Unhappiness with yourself looks like this:
*Feel like you are often making poor choices for your health and well-being. Feel trapped in a cycle of continually being unable to make better choices for yourself.
*Unable to carry out better decision making for yourself.
*Can’t seem to do what you feel like you should be doing in order to be a happier and healthier human being.
*You continually are taking what life gives you rather than actively creating the life that you want.
*Have a low drive to really do what you feel would be much better for yourself.
*Are unhappy with how you behave in your relationships.
*Feel uncomfortable with who you are and how you behave when around other people.
*Feel like you are continually throwing yourself under the bus.
If you experience any of the above, you will feel continually unhappy with yourself.
Mindfulness seeks to undue all of these undesirable ways of being. These negative behaviors are habits that are almost always the result of years and years of negative conditioning. These ways of thinking, feeling and behaving almost always lead a person towards self-destructive behaviors, chronic depression and anxiety. Because these ways of being have become so deeply entrenched within a person’s identity, it can feel almost impossible to change.

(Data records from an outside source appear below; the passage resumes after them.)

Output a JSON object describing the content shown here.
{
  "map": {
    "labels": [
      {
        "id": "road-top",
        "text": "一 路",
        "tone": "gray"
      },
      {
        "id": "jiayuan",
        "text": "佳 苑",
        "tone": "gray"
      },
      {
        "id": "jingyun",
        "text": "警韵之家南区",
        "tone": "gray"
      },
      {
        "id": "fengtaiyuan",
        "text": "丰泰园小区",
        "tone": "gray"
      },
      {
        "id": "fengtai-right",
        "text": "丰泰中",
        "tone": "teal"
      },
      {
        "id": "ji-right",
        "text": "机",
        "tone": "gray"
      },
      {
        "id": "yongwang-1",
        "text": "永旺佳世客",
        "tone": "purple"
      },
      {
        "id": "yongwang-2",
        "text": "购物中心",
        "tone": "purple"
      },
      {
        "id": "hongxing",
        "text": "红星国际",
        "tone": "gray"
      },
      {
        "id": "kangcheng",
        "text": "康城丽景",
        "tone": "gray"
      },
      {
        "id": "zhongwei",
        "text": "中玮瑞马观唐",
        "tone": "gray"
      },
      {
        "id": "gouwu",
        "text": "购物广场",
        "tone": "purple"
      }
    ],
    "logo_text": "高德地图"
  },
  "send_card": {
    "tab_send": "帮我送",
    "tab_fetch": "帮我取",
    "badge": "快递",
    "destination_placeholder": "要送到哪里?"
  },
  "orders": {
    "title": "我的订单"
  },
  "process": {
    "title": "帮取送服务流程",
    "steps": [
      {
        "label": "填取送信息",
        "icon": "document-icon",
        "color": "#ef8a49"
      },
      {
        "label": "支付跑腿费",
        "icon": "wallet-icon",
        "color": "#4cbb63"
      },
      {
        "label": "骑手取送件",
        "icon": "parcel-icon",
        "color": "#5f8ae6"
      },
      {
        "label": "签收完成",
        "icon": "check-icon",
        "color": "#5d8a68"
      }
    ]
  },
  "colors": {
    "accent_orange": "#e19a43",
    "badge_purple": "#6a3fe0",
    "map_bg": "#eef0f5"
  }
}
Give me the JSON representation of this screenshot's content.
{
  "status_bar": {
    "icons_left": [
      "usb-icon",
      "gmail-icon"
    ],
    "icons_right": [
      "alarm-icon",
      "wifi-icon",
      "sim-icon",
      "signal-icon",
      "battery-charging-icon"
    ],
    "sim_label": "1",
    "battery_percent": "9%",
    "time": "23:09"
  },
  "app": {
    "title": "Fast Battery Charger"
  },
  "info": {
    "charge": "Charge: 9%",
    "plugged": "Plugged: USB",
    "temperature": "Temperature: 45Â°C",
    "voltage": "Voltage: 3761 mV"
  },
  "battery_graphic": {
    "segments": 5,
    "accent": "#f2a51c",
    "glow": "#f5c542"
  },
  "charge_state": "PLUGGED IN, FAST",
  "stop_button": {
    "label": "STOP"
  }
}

Mindfulness is like installing a new operating system into a computer that is no longer working right. From a mindfulness perspective, the above negative thoughts, feelings and behaviors are the result of ego defense mechanisms that keep pulling us back into ego-identification. It is the identification with our ego defense mechanisms (the old operating system) that keeps us perpetuating cycles of unhappiness.
Through mindfulness practice we cultivate a new identity that is more aware, grounded in the present moment (being rather than doing), effortless, accepting and compassionate. Some refer to this process as growing up. As a result, the unhappiness with yourself (ego-identification) tends to dissolve away and you can move into the next stage of your development as a happier, kinder, calmer and more aware human being.